The problem —
Look through the data below and work out how many lines hold "TestCourseDao"; state only the number.

Material for the task —
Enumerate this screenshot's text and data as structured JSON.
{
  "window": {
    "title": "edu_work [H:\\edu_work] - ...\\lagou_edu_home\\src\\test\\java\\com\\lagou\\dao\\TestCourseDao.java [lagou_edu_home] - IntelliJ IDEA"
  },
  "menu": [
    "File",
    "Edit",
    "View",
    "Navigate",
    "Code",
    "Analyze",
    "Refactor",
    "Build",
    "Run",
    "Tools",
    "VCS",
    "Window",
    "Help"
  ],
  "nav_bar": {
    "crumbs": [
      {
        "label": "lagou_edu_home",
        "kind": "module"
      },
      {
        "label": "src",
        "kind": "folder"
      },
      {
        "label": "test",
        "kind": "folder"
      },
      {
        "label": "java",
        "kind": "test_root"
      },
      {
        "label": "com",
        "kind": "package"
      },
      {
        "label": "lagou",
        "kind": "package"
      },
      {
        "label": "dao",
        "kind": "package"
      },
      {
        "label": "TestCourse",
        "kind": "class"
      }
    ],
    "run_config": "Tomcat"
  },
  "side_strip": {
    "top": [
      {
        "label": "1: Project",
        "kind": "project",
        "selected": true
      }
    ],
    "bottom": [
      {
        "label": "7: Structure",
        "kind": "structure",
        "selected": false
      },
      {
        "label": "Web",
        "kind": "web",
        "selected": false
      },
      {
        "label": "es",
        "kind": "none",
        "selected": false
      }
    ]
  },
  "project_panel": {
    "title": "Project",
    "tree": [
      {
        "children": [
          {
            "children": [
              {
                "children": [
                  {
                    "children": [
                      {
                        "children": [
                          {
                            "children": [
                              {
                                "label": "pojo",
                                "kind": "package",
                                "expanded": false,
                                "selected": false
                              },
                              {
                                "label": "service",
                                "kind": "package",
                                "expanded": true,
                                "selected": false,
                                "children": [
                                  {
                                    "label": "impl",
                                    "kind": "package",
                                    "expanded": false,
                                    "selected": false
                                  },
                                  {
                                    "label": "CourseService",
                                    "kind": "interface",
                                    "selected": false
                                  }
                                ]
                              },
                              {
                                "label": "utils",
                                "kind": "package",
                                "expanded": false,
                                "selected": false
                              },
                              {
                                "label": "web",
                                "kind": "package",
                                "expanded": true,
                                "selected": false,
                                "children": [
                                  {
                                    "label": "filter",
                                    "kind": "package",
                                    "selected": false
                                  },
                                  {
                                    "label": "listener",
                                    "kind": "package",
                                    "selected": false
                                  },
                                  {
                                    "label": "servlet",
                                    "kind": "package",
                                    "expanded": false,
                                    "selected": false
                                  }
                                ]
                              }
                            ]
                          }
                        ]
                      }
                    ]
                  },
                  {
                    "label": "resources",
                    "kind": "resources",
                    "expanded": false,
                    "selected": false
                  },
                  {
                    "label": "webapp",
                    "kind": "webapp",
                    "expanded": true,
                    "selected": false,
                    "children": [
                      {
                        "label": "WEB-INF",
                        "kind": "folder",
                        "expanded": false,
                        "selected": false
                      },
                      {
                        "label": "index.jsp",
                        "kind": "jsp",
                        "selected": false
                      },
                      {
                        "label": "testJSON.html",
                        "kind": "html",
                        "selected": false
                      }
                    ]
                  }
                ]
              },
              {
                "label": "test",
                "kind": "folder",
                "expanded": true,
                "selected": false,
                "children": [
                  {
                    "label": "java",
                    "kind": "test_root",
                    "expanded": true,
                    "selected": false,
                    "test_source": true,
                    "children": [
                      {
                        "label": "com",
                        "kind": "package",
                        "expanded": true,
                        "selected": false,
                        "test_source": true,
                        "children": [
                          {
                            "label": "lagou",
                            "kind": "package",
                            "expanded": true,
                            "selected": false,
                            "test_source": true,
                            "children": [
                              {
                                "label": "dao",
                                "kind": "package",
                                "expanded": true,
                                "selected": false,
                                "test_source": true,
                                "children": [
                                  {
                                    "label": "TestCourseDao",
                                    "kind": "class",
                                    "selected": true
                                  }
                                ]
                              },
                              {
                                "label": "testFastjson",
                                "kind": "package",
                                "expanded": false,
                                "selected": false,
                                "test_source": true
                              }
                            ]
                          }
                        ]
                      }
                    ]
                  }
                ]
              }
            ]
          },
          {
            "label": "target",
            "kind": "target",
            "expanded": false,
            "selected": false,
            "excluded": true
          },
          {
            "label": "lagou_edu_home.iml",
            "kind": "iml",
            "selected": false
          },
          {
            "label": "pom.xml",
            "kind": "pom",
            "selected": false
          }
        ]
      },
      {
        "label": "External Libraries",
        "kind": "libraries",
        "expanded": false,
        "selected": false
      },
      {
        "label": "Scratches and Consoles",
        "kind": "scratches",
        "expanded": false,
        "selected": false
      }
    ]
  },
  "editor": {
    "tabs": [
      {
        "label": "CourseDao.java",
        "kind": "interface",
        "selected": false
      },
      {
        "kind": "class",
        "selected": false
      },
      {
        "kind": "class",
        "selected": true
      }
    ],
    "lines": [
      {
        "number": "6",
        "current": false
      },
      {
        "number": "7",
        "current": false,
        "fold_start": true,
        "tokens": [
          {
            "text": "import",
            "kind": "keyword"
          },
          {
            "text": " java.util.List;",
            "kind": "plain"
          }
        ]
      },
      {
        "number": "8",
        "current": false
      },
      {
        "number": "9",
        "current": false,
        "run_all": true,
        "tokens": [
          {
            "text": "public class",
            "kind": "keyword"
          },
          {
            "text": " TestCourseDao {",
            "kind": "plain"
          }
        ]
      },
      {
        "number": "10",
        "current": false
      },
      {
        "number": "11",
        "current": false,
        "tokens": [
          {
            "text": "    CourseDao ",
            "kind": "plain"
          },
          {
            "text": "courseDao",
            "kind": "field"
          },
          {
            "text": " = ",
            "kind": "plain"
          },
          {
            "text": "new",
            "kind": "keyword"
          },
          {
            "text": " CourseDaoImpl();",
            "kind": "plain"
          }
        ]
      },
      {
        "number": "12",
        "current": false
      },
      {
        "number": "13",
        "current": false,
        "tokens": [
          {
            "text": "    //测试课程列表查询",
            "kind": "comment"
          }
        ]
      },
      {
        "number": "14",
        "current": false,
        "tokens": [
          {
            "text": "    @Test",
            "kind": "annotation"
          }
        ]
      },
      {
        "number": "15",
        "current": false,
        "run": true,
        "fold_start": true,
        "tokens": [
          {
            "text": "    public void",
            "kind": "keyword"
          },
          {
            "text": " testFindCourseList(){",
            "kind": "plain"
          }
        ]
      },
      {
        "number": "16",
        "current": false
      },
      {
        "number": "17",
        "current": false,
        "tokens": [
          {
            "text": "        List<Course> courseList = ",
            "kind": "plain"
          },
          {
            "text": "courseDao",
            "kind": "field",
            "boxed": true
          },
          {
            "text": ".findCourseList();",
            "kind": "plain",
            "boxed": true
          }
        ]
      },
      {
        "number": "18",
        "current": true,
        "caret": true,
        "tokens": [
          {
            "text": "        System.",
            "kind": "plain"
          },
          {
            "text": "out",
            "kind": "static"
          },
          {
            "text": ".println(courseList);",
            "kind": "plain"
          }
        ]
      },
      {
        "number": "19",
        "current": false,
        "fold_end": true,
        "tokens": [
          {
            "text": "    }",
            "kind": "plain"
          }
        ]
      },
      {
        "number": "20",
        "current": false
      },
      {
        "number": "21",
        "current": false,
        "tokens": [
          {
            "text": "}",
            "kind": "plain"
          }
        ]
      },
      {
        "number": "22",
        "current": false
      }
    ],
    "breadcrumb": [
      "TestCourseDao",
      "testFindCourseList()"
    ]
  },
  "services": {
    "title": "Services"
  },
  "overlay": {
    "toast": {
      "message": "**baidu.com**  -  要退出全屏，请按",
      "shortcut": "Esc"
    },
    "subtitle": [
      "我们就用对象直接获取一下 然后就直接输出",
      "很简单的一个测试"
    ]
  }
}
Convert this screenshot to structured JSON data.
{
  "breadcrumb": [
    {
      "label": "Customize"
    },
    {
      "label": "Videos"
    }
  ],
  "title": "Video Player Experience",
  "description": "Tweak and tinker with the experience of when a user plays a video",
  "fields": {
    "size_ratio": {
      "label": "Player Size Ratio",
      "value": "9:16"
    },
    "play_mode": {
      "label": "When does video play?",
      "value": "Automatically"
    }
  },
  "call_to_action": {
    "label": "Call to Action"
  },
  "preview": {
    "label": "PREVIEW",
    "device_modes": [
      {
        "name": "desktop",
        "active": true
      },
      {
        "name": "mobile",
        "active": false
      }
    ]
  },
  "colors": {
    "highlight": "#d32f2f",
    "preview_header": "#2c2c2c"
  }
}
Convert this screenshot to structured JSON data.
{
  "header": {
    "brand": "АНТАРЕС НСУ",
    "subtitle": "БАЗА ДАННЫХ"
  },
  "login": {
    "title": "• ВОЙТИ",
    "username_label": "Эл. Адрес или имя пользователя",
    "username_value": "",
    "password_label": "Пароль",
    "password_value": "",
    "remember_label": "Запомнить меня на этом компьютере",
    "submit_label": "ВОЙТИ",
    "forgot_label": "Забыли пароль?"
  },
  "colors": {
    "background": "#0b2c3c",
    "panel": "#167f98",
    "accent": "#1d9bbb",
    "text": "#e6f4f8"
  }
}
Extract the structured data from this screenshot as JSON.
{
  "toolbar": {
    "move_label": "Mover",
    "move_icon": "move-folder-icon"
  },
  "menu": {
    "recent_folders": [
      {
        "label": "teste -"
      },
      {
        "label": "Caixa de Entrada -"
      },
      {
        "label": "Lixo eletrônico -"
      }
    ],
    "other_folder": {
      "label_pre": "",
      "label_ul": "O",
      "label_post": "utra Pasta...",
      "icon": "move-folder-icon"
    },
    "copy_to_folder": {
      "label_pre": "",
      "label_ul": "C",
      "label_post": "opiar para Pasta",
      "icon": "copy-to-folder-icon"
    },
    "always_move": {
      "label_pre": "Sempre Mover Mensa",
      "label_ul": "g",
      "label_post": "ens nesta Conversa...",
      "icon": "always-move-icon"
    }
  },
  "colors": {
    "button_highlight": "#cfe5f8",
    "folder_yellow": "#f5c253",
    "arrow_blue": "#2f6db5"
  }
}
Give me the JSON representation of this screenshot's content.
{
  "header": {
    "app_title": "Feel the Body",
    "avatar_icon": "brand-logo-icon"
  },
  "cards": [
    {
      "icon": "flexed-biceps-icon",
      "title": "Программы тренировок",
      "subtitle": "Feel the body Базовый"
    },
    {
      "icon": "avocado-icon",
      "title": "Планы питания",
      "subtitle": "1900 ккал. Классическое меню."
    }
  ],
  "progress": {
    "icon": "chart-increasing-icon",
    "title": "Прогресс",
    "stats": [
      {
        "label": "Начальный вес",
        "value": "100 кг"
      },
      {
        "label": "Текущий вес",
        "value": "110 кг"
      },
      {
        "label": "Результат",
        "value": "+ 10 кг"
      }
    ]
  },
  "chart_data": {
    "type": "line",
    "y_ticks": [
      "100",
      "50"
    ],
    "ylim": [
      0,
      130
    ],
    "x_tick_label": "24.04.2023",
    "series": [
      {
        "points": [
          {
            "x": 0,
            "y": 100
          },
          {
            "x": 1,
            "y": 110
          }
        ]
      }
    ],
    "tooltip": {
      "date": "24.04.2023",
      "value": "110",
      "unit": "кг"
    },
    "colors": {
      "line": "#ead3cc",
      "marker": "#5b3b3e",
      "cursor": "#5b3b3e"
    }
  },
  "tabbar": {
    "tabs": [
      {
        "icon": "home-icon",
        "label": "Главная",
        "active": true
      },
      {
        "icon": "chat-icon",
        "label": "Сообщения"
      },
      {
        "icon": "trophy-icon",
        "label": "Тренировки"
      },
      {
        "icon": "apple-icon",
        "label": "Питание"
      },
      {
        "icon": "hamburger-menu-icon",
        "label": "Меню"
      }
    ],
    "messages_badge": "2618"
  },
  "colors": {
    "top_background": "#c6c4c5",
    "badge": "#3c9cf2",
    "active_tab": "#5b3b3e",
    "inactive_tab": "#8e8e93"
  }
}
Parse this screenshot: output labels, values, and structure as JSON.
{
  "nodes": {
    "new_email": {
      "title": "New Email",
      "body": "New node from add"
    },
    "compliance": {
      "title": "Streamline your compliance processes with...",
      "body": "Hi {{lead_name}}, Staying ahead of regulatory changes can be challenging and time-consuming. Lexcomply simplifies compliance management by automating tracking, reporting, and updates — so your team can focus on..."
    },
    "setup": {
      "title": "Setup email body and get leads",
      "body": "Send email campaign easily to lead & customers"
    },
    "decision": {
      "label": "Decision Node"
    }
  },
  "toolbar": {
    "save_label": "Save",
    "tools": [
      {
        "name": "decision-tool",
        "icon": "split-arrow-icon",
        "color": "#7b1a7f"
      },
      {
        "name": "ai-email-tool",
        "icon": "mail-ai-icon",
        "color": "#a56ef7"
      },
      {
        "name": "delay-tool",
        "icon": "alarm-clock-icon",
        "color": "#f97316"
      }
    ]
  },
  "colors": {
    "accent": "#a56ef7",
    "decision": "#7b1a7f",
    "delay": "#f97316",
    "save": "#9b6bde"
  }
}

Solution to this exercise —
4